Conservationists remain skeptical of the administration’s plan. “Decades of funding shortfalls have eroded the Park Service’s capacity to protect parks,” said Thomas Kiernan, president of the National Parks Conservation Association. “Although we are pleased with the administration’s stated commitment to the national parks and its work to address a few specific maintenance and infrastructure problems, a great many fundamental threats to cultural and natural resources remain.”
The administration’s fiscal year 2003 budget, which changed the way the maintenance backlog is calculated, boosts maintenance spending by merely $2 million and increases the Park Service’s operating budget by $107 million. “The reality is, the proposed budget falls short of the needs,” said Americans for National Parks Campaign Director Jennifer Coken, who maintains that the parks need a $280 million operating increase in fiscal year 2003 to begin to meet operational needs.
“Congress and the Bush administration have a responsibility to provide the operating funds needed to protect the resources of the parks and provide visitors with an enriching experience,” said Democratic Whip Nancy Pelosi of California. Several members of Congress have joined Representative Pelosi in urging Congress to support the funding request of Americans for National Parks.
“Walking the ruins of Mesa Verde, hearing the echoes of the great national debates in Independence Hall, protecting the wilderness habitat of some of God’s most remarkable creatures -- these are some of the most precious and uniquely American parts of our cultural and natural heritage. It is our responsibility to preserve them, for us, for our children, and for our grandchildren,” said Representative Mark Souder, Republican of Indiana.
The Road Ahead
This past September I vacationed in Tucson to see a portion of the Arizona desert that is still intact. For three days, I wandered through the cactus forests of Saguaro National Park, snapping photos of cacti in various poses. Saluting Cactus. Sleeping Cactus. Kissing Cacti. On the third day, I discovered Signal Hill, an area marked on my map only as a picnic site, but which the locals had advised me to visit. Bottled water in hand, I hiked to the top of Signal Hill and was awed by what I saw -- a heap of bare rocks marked with images of wildlife and people, and circles winding into themselves, carved thousands of years ago.
I stumbled upon this amazing piece of our cultural history, but what guarantees have I that my children -- and their children -- can experience this same breathtaking wonder?

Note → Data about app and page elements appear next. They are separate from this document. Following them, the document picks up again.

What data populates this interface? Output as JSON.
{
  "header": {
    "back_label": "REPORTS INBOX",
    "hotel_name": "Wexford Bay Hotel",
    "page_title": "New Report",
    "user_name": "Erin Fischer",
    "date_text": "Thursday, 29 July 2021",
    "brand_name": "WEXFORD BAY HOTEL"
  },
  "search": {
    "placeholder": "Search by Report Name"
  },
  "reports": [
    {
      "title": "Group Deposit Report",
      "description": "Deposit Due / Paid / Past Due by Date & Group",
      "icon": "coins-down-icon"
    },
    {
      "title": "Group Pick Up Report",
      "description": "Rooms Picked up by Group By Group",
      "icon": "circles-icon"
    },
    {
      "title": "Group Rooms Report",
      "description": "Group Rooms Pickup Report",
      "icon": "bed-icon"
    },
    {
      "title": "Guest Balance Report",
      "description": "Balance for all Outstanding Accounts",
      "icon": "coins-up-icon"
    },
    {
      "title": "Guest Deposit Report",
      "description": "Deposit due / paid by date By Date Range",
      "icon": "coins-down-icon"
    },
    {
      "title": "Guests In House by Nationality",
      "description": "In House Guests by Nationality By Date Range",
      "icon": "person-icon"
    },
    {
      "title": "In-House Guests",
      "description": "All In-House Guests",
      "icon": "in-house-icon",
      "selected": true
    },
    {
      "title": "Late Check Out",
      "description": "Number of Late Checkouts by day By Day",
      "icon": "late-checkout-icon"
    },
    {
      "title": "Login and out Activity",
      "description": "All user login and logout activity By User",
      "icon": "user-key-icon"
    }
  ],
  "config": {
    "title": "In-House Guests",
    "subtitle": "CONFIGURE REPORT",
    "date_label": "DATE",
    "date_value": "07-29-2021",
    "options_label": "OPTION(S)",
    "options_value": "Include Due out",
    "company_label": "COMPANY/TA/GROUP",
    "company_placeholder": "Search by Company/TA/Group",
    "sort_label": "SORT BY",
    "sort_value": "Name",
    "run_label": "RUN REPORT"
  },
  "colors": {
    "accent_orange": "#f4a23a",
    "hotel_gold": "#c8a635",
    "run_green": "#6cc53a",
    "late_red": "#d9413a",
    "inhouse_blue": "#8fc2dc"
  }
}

You can help. The next few months are critical to the success of the Americans for National Parks campaign as Congress is meeting to appropriate funds for the fiscal year 2003 budget and the administration is developing its fiscal year 2004 budget. Visit www.americansfornationalparks. org to participate in the National Parks Scrapbook, to write a letter to your member of Congress and to the president, and to learn about other ways you can get involved in the Americans for National Parks campaign.
Increasing the operating dollars of the National Park Service by an additional $600 million annually would provide the level of funding needed to meet the diverse needs of the national parks -- saving Acadia’s wildlife, Rosie the Riveter’s historic buildings, and Saguaro’s ancient art, and ensuring that these special places are protected for our children to see, hear, and enjoy tomorrow just as we do today. #ForumJournal #NationalParkService
Publication Date: Summer 2002